There is a nature walk at the Sanctuary on the third Saturday of each month, starting at the gate on Armistead Bridge Road at 9 AM. The walk lasts an hour or so. Please join us.
Click on the icon at right to view the Fall 2017 Sanctuary newsletter, Pathways
Entrance to the Weyanoke Bird and Wildlife Sanctuary
Discovery of this Purple Gallinule led to the creation of the sanctuary
The Weyanoke Sanctuary was established in 1979 when the Norfolk and Western Railroad (now Norfolk Southern Corp.) gave the land to the Cape Henry Audubon Society. The Nature Conservancy was instrumental in making this transfer of land. Those most active in arranging this transfer were Joan and Wickham Taylor, Gisela Grimm, Becky White, Dicky and Nancy Barron, George and Evelyn Sargeant, and Lee and Eunice Payne.
The idea of making this wilderness into a wildlife sanctuary came about when the Taylors (active Audubon members) found a Purple Gallinule (a tropical bird and rare visitor to this area) feeding in the small creek that bordered their property and the land that is now the Weyanoke Sanctuary. It just so happened that the Taylors knew the president of the RR. They got on their bikes and rode over to the railroad yard to meet with the CEO who found the idea interesting and was able to persuade the RR to give the land to CHAS!
The area was a hangout for derelicts and a playground for neighborhood children - a good place to get away from home, to play cops and robbers, to smoke cigarettes, and to do whatever youngsters like to do! It was covered with masses of ivy, honeysuckle, greenbrier and every sort of tree and shrub. It was a massive job to make it into the sanctuary it is today, with a woodland garden, a meadow and paths leading through the woods, home now to many birds and a stopover for migrating birds, particularly warblers and thrushes in the spring. It is a little bit of wilderness in the middle of a busy city. School groups and scout troups visit frequently and help with planting, weeding and general maintenance while enjoying the beauties of nature.
The mission of the Weyanoke Bird and Wildflower Sanctuary is to protect the forest, meadows, marshlands and creek and to preserve the native plants within its boundaries -- thereby creating an environment where wildlife will flourish and people can experience and be nourished by the natural world. Our stewardship is conducted in cooperation with the Nature Conservancy, the Cape Henry Audubon Society, the local Master Gardeners, other organizations and community volunteers.
The Sanctuary covers about eight acres of land in the western edge of the West Ghent neighborhood.
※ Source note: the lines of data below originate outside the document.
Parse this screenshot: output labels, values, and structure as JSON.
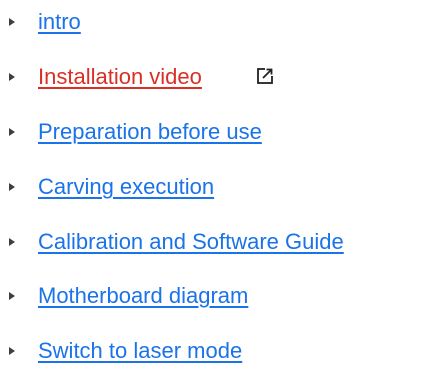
{
  "nav": {
    "items": [
      {
        "label": "intro ",
        "active": false
      },
      {
        "label": "Installation video",
        "active": true,
        "external": true,
        "icon": "external-link-icon"
      },
      {
        "label": "Preparation before use",
        "active": false
      },
      {
        "label": "Carving execution",
        "active": false
      },
      {
        "label": "Calibration and Software Guide",
        "active": false
      },
      {
        "label": "Motherboard diagram",
        "active": false
      },
      {
        "label": "Switch to laser mode",
        "active": false
      }
    ]
  },
  "colors": {
    "link": "#1a73e8",
    "active_link": "#d93025",
    "bullet": "#3c4043",
    "icon": "#202124"
  }
}
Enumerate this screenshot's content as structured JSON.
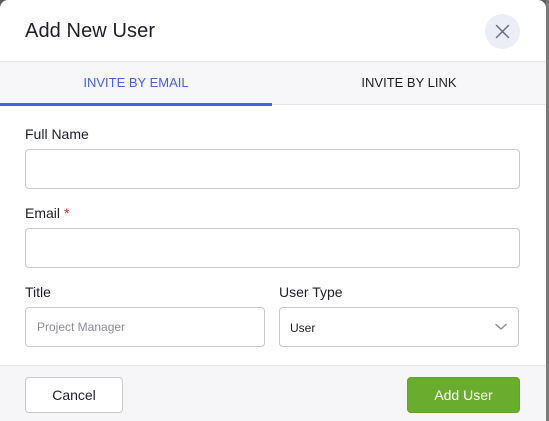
{
  "dialog": {
    "title": "Add New User",
    "close_icon": "close-icon"
  },
  "tabs": [
    {
      "label": "INVITE BY EMAIL",
      "active": true
    },
    {
      "label": "INVITE BY LINK",
      "active": false
    }
  ],
  "form": {
    "full_name": {
      "label": "Full Name",
      "value": "",
      "placeholder": ""
    },
    "email": {
      "label": "Email",
      "required_marker": "*",
      "value": "",
      "placeholder": ""
    },
    "title": {
      "label": "Title",
      "value": "",
      "placeholder": "Project Manager"
    },
    "user_type": {
      "label": "User Type",
      "selected": "User",
      "chevron_icon": "chevron-down-icon"
    }
  },
  "footer": {
    "cancel_label": "Cancel",
    "submit_label": "Add User"
  },
  "colors": {
    "accent": "#4863d8",
    "primary_button": "#6aac2e",
    "required": "#d93025"
  }
}
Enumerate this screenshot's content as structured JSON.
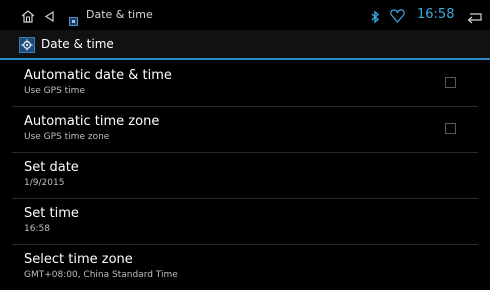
{
  "status_bar": {
    "notification_title": "Date & time",
    "clock": "16:58",
    "icons": [
      "home-icon",
      "back-icon",
      "settings-app-icon",
      "bluetooth-icon",
      "heart-icon",
      "return-icon"
    ],
    "accent_color": "#3aa9df"
  },
  "action_bar": {
    "title": "Date & time",
    "icon": "gear-icon",
    "divider_color": "#2e8fc6"
  },
  "settings": [
    {
      "title": "Automatic date & time",
      "subtitle": "Use GPS time",
      "checkbox": true,
      "checked": false
    },
    {
      "title": "Automatic time zone",
      "subtitle": "Use GPS time zone",
      "checkbox": true,
      "checked": false
    },
    {
      "title": "Set date",
      "subtitle": "1/9/2015",
      "checkbox": false
    },
    {
      "title": "Set time",
      "subtitle": "16:58",
      "checkbox": false
    },
    {
      "title": "Select time zone",
      "subtitle": "GMT+08:00, China Standard Time",
      "checkbox": false
    }
  ]
}
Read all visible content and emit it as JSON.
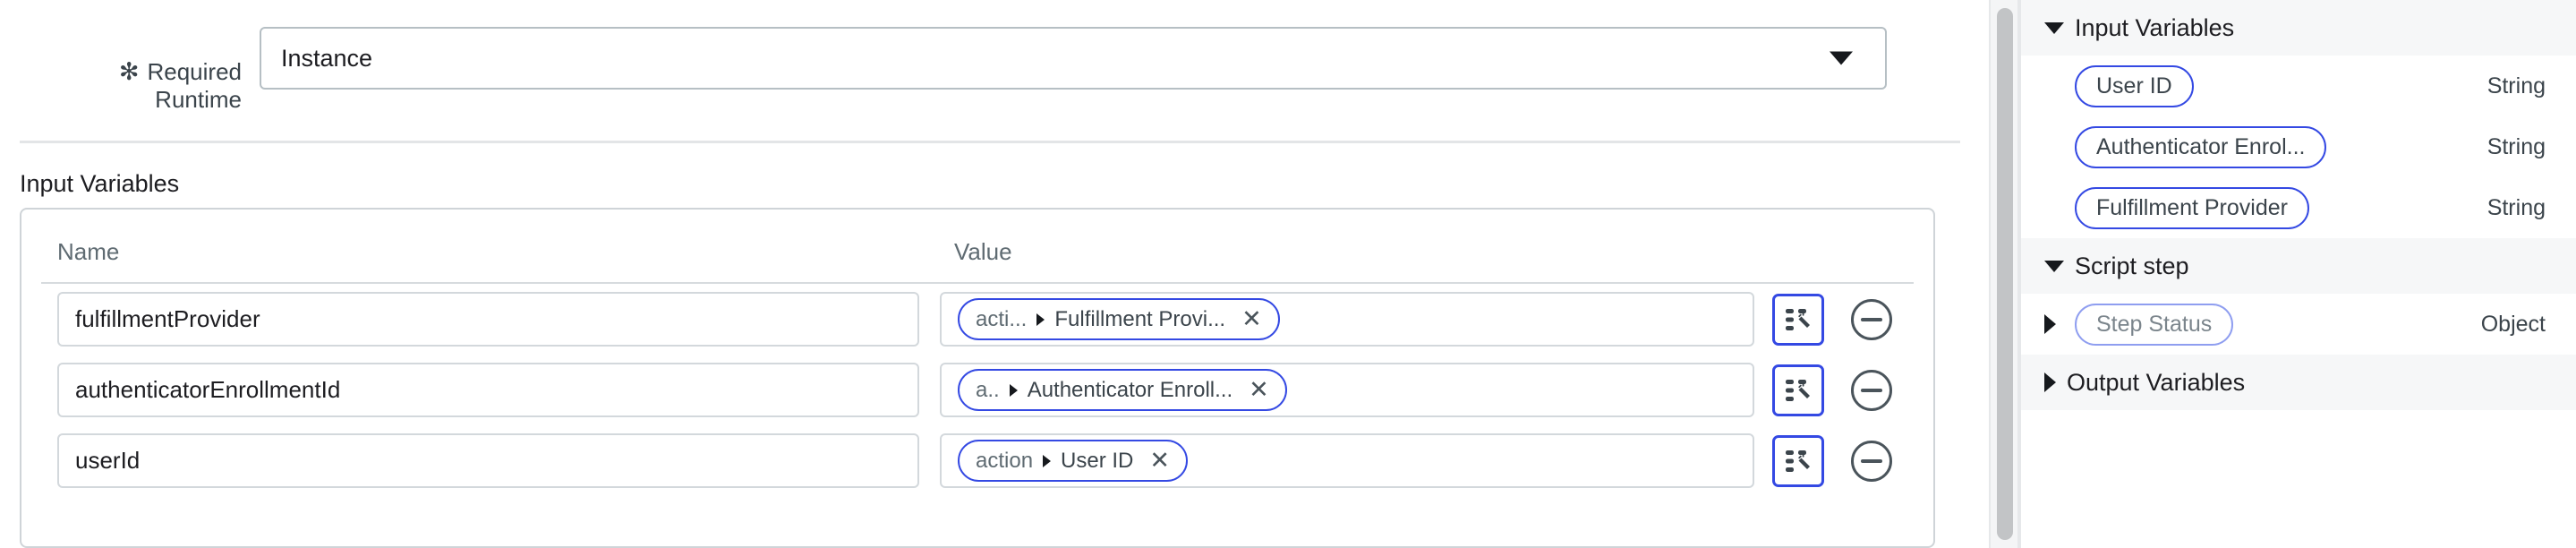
{
  "form": {
    "required_marker": "✻",
    "runtime_label": "Required\nRuntime",
    "runtime_value": "Instance",
    "section_title": "Input Variables"
  },
  "table": {
    "columns": [
      "Name",
      "Value"
    ],
    "rows": [
      {
        "name": "fulfillmentProvider",
        "chip_scope": "acti...",
        "chip_name": "Fulfillment Provi...",
        "chip_remove": "✕",
        "wand_title": "wand-icon",
        "remove_title": "remove-row"
      },
      {
        "name": "authenticatorEnrollmentId",
        "chip_scope": "a..",
        "chip_name": "Authenticator Enroll...",
        "chip_remove": "✕",
        "wand_title": "wand-icon",
        "remove_title": "remove-row"
      },
      {
        "name": "userId",
        "chip_scope": "action",
        "chip_name": "User ID",
        "chip_remove": "✕",
        "wand_title": "wand-icon",
        "remove_title": "remove-row"
      }
    ]
  },
  "sidebar": {
    "groups": [
      {
        "title": "Input Variables",
        "expanded": true,
        "items": [
          {
            "label": "User ID",
            "type": "String",
            "expandable": false,
            "muted": false
          },
          {
            "label": "Authenticator Enrol...",
            "type": "String",
            "expandable": false,
            "muted": false
          },
          {
            "label": "Fulfillment Provider",
            "type": "String",
            "expandable": false,
            "muted": false
          }
        ]
      },
      {
        "title": "Script step",
        "expanded": true,
        "items": [
          {
            "label": "Step Status",
            "type": "Object",
            "expandable": true,
            "muted": true
          }
        ]
      },
      {
        "title": "Output Variables",
        "expanded": false,
        "items": []
      }
    ]
  },
  "colors": {
    "accent_blue": "#3449e3",
    "muted_blue": "#8f9ef0",
    "border_grey": "#cfd4d8",
    "header_bg": "#f6f7f8",
    "text": "#1d1d21",
    "text_muted": "#5f6b72"
  }
}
It is managed by a committee made up of CHAS members and volunteers from the Norfolk Master Gardeners.